§ **Directions for this task**: Go line by line through the data below and count those with the string "text". Give the number only.

+===+

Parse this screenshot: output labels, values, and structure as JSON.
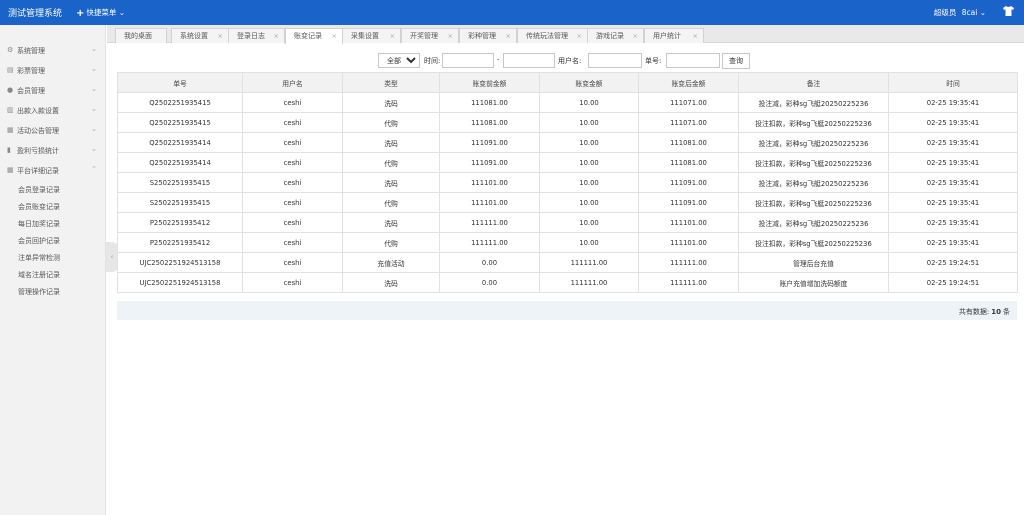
{
  "header": {
    "title": "测试管理系统",
    "quick_menu": "快捷菜单",
    "user_role": "超级员",
    "user_name": "8cai"
  },
  "sidebar": {
    "items": [
      {
        "label": "系统管理",
        "icon": "gear-icon"
      },
      {
        "label": "彩票管理",
        "icon": "ticket-icon"
      },
      {
        "label": "会员管理",
        "icon": "user-icon"
      },
      {
        "label": "出款入款设置",
        "icon": "money-icon"
      },
      {
        "label": "活动公告管理",
        "icon": "grid-icon"
      },
      {
        "label": "盈利亏损统计",
        "icon": "chart-icon"
      },
      {
        "label": "平台详细记录",
        "icon": "grid-icon"
      }
    ],
    "sub_items": [
      "会员登录记录",
      "会员账变记录",
      "每日加奖记录",
      "会员回护记录",
      "注单异常检测",
      "域名注册记录",
      "管理操作记录"
    ]
  },
  "tabs": [
    {
      "label": "我的桌面"
    },
    {
      "label": "系统设置"
    },
    {
      "label": "登录日志"
    },
    {
      "label": "账变记录"
    },
    {
      "label": "采集设置"
    },
    {
      "label": "开奖管理"
    },
    {
      "label": "彩种管理"
    },
    {
      "label": "传统玩法管理"
    },
    {
      "label": "游戏记录"
    },
    {
      "label": "用户统计"
    }
  ],
  "filter": {
    "type_selected": "全部",
    "time_label": "时间:",
    "dash": "-",
    "username_label": "用户名:",
    "order_label": "单号:",
    "search_button": "查询"
  },
  "table": {
    "columns": [
      "单号",
      "用户名",
      "类型",
      "账变前金额",
      "账变金额",
      "账变后金额",
      "备注",
      "时间"
    ],
    "rows": [
      [
        "Q2502251935415",
        "ceshi",
        "洗码",
        "111081.00",
        "10.00",
        "111071.00",
        "投注减，彩种sg飞艇20250225236",
        "02-25 19:35:41"
      ],
      [
        "Q2502251935415",
        "ceshi",
        "代购",
        "111081.00",
        "10.00",
        "111071.00",
        "投注扣款，彩种sg飞艇20250225236",
        "02-25 19:35:41"
      ],
      [
        "Q2502251935414",
        "ceshi",
        "洗码",
        "111091.00",
        "10.00",
        "111081.00",
        "投注减，彩种sg飞艇20250225236",
        "02-25 19:35:41"
      ],
      [
        "Q2502251935414",
        "ceshi",
        "代购",
        "111091.00",
        "10.00",
        "111081.00",
        "投注扣款，彩种sg飞艇20250225236",
        "02-25 19:35:41"
      ],
      [
        "S2502251935415",
        "ceshi",
        "洗码",
        "111101.00",
        "10.00",
        "111091.00",
        "投注减，彩种sg飞艇20250225236",
        "02-25 19:35:41"
      ],
      [
        "S2502251935415",
        "ceshi",
        "代购",
        "111101.00",
        "10.00",
        "111091.00",
        "投注扣款，彩种sg飞艇20250225236",
        "02-25 19:35:41"
      ],
      [
        "P2502251935412",
        "ceshi",
        "洗码",
        "111111.00",
        "10.00",
        "111101.00",
        "投注减，彩种sg飞艇20250225236",
        "02-25 19:35:41"
      ],
      [
        "P2502251935412",
        "ceshi",
        "代购",
        "111111.00",
        "10.00",
        "111101.00",
        "投注扣款，彩种sg飞艇20250225236",
        "02-25 19:35:41"
      ],
      [
        "UJC2502251924513158",
        "ceshi",
        "充值活动",
        "0.00",
        "111111.00",
        "111111.00",
        "管理后台充值",
        "02-25 19:24:51"
      ],
      [
        "UJC2502251924513158",
        "ceshi",
        "洗码",
        "0.00",
        "111111.00",
        "111111.00",
        "账户充值增加洗码额度",
        "02-25 19:24:51"
      ]
    ]
  },
  "footer": {
    "total_label": "共有数据:",
    "total_count": "10",
    "total_unit": "条"
  },
  "colors": {
    "header_bg": "#1a63c9",
    "sidebar_bg": "#f2f2f2",
    "footer_bg": "#eef3f8"
  }
}
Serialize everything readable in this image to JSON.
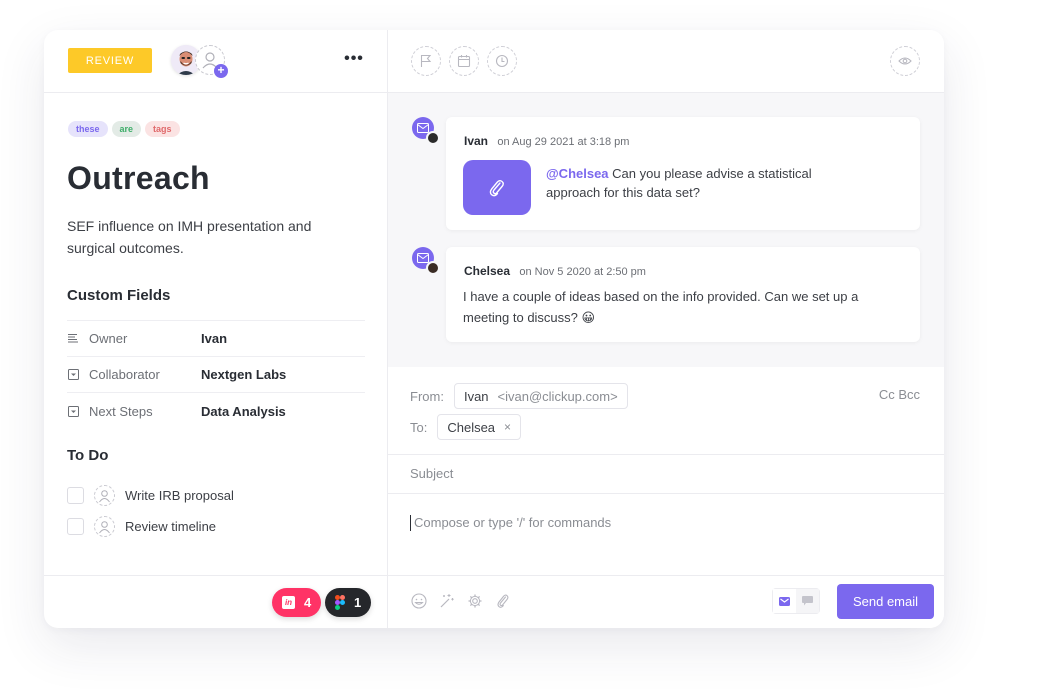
{
  "task": {
    "status": "REVIEW",
    "status_color": "#fdc928",
    "more_label": "•••",
    "tags": [
      {
        "label": "these",
        "color": "#7b68ee"
      },
      {
        "label": "are",
        "color": "#3fae6a"
      },
      {
        "label": "tags",
        "color": "#e0696b"
      }
    ],
    "title": "Outreach",
    "description": "SEF influence on IMH presentation and surgical outcomes."
  },
  "custom_fields": {
    "heading": "Custom Fields",
    "rows": [
      {
        "icon": "text-lines-icon",
        "label": "Owner",
        "value": "Ivan"
      },
      {
        "icon": "dropdown-icon",
        "label": "Collaborator",
        "value": "Nextgen Labs"
      },
      {
        "icon": "dropdown-icon",
        "label": "Next Steps",
        "value": "Data Analysis"
      }
    ]
  },
  "todo": {
    "heading": "To Do",
    "items": [
      {
        "label": "Write IRB proposal",
        "checked": false
      },
      {
        "label": "Review timeline",
        "checked": false
      }
    ]
  },
  "integrations": [
    {
      "name": "invision",
      "count": "4",
      "color": "#ff3366"
    },
    {
      "name": "figma",
      "count": "1",
      "color": "#25272b"
    }
  ],
  "toolbar": {
    "icons": [
      "flag-icon",
      "calendar-icon",
      "clock-icon"
    ],
    "watch_icon": "eye-icon"
  },
  "messages": [
    {
      "author": "Ivan",
      "time": "on Aug 29 2021 at 3:18 pm",
      "mention": "@Chelsea",
      "text": "Can you please advise a statistical approach for this data set?",
      "has_attachment": true
    },
    {
      "author": "Chelsea",
      "time": "on Nov 5 2020 at 2:50 pm",
      "text": "I have a couple of ideas based on the info provided. Can we set up a meeting to discuss? 😀"
    }
  ],
  "compose": {
    "from_label": "From:",
    "from_name": "Ivan",
    "from_email": "<ivan@clickup.com>",
    "to_label": "To:",
    "to_name": "Chelsea",
    "remove_label": "×",
    "cc_bcc": "Cc Bcc",
    "subject_placeholder": "Subject",
    "body_placeholder": "Compose or type '/' for commands",
    "send_label": "Send email",
    "accent": "#7b68ee"
  }
}
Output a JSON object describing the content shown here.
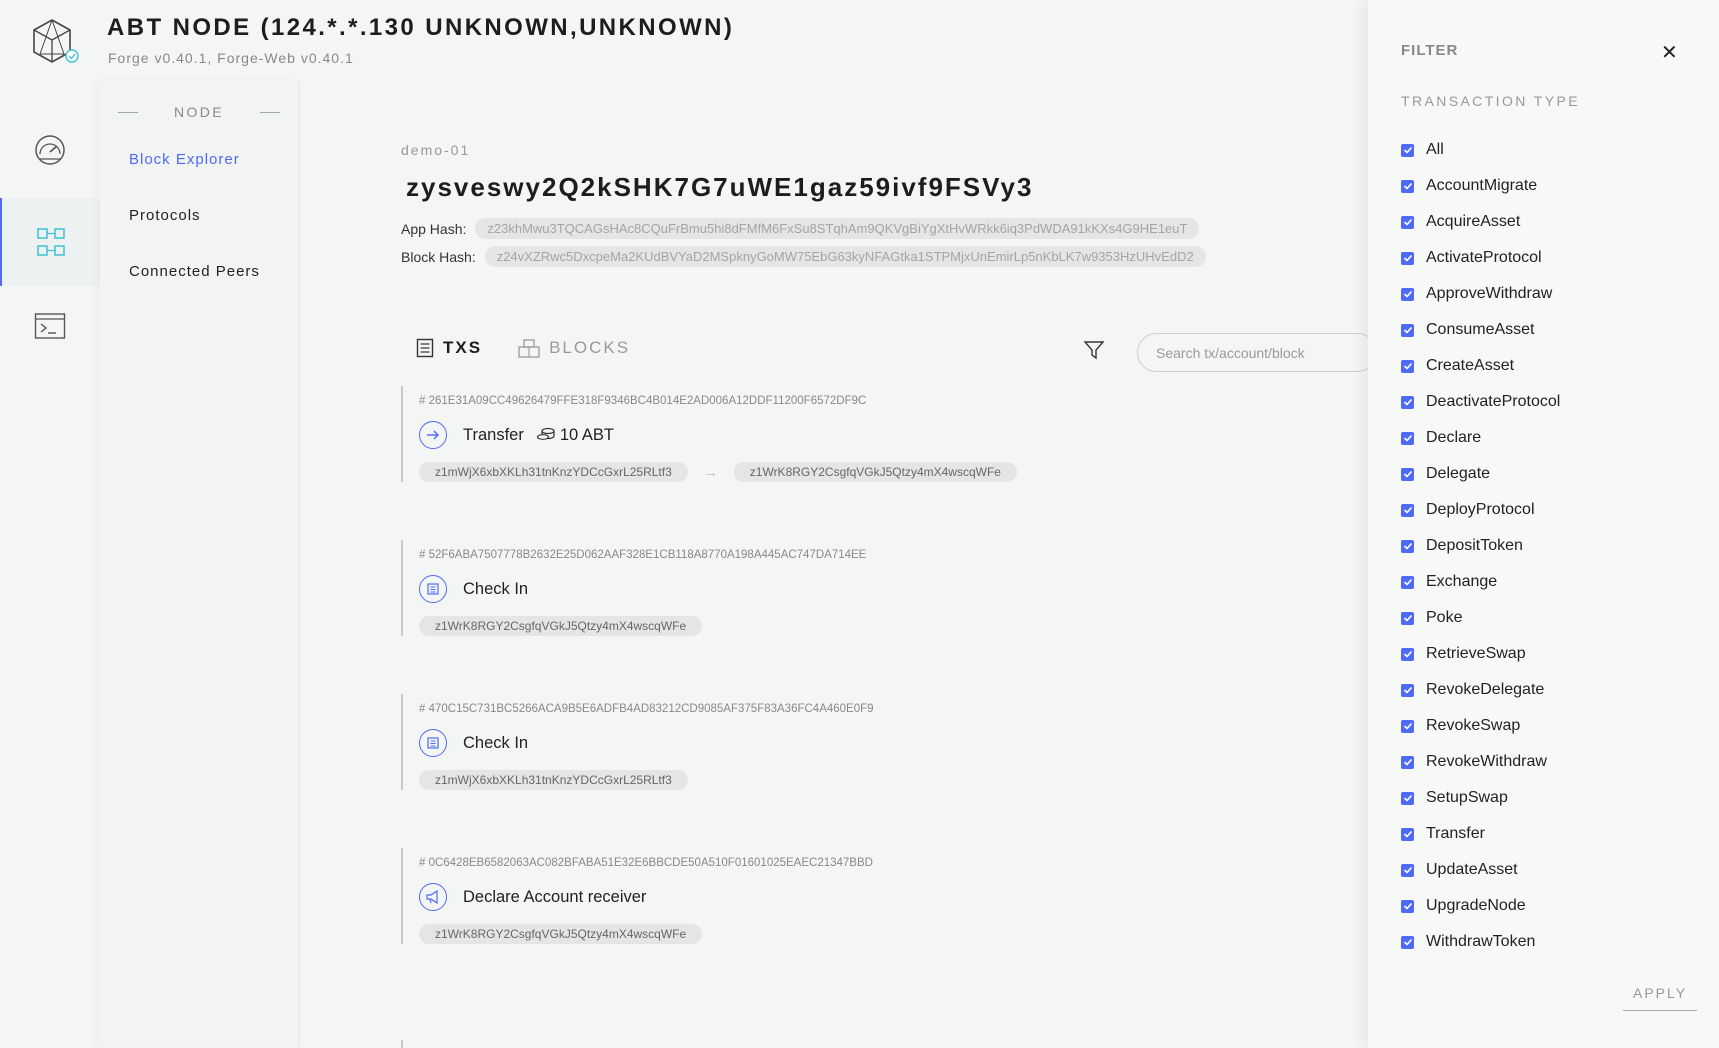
{
  "header": {
    "title": "ABT NODE (124.*.*.130 UNKNOWN,UNKNOWN)",
    "subtitle": "Forge v0.40.1, Forge-Web v0.40.1",
    "logo_icon": "abt-cube-logo"
  },
  "rail": [
    {
      "icon": "dashboard-gauge-icon",
      "active": false
    },
    {
      "icon": "node-grid-icon",
      "active": true
    },
    {
      "icon": "terminal-icon",
      "active": false
    }
  ],
  "sidebar": {
    "heading": "NODE",
    "items": [
      {
        "label": "Block Explorer",
        "active": true
      },
      {
        "label": "Protocols",
        "active": false
      },
      {
        "label": "Connected Peers",
        "active": false
      }
    ]
  },
  "main": {
    "network": "demo-01",
    "node_id": "zysveswy2Q2kSHK7G7uWE1gaz59ivf9FSVy3",
    "app_hash_label": "App Hash:",
    "app_hash": "z23khMwu3TQCAGsHAc8CQuFrBmu5hi8dFMfM6FxSu8STqhAm9QKVgBiYgXtHvWRkk6iq3PdWDA91kKXs4G9HE1euT",
    "block_hash_label": "Block Hash:",
    "block_hash": "z24vXZRwc5DxcpeMa2KUdBVYaD2MSpknyGoMW75EbG63kyNFAGtka1STPMjxUnEmirLp5nKbLK7w9353HzUHvEdD2",
    "tabs": [
      {
        "label": "TXS",
        "active": true
      },
      {
        "label": "BLOCKS",
        "active": false
      }
    ],
    "search_placeholder": "Search tx/account/block",
    "transactions": [
      {
        "hash": "# 261E31A09CC49626479FFE318F9346BC4B014E2AD006A12DDF11200F6572DF9C",
        "type": "Transfer",
        "icon": "transfer-arrow-icon",
        "amount": "10 ABT",
        "from": "z1mWjX6xbXKLh31tnKnzYDCcGxrL25RLtf3",
        "to": "z1WrK8RGY2CsgfqVGkJ5Qtzy4mX4wscqWFe"
      },
      {
        "hash": "# 52F6ABA7507778B2632E25D062AAF328E1CB118A8770A198A445AC747DA714EE",
        "type": "Check In",
        "icon": "checkin-icon",
        "amount": "",
        "from": "z1WrK8RGY2CsgfqVGkJ5Qtzy4mX4wscqWFe",
        "to": ""
      },
      {
        "hash": "# 470C15C731BC5266ACA9B5E6ADFB4AD83212CD9085AF375F83A36FC4A460E0F9",
        "type": "Check In",
        "icon": "checkin-icon",
        "amount": "",
        "from": "z1mWjX6xbXKLh31tnKnzYDCcGxrL25RLtf3",
        "to": ""
      },
      {
        "hash": "# 0C6428EB6582063AC082BFABA51E32E6BBCDE50A510F01601025EAEC21347BBD",
        "type": "Declare Account receiver",
        "icon": "megaphone-icon",
        "amount": "",
        "from": "z1WrK8RGY2CsgfqVGkJ5Qtzy4mX4wscqWFe",
        "to": ""
      }
    ]
  },
  "filter": {
    "title": "FILTER",
    "section": "TRANSACTION TYPE",
    "apply_label": "APPLY",
    "accent": "#4e6af6",
    "options": [
      {
        "label": "All",
        "checked": true
      },
      {
        "label": "AccountMigrate",
        "checked": true
      },
      {
        "label": "AcquireAsset",
        "checked": true
      },
      {
        "label": "ActivateProtocol",
        "checked": true
      },
      {
        "label": "ApproveWithdraw",
        "checked": true
      },
      {
        "label": "ConsumeAsset",
        "checked": true
      },
      {
        "label": "CreateAsset",
        "checked": true
      },
      {
        "label": "DeactivateProtocol",
        "checked": true
      },
      {
        "label": "Declare",
        "checked": true
      },
      {
        "label": "Delegate",
        "checked": true
      },
      {
        "label": "DeployProtocol",
        "checked": true
      },
      {
        "label": "DepositToken",
        "checked": true
      },
      {
        "label": "Exchange",
        "checked": true
      },
      {
        "label": "Poke",
        "checked": true
      },
      {
        "label": "RetrieveSwap",
        "checked": true
      },
      {
        "label": "RevokeDelegate",
        "checked": true
      },
      {
        "label": "RevokeSwap",
        "checked": true
      },
      {
        "label": "RevokeWithdraw",
        "checked": true
      },
      {
        "label": "SetupSwap",
        "checked": true
      },
      {
        "label": "Transfer",
        "checked": true
      },
      {
        "label": "UpdateAsset",
        "checked": true
      },
      {
        "label": "UpgradeNode",
        "checked": true
      },
      {
        "label": "WithdrawToken",
        "checked": true
      }
    ]
  }
}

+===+

§ **Answer for the task**: 3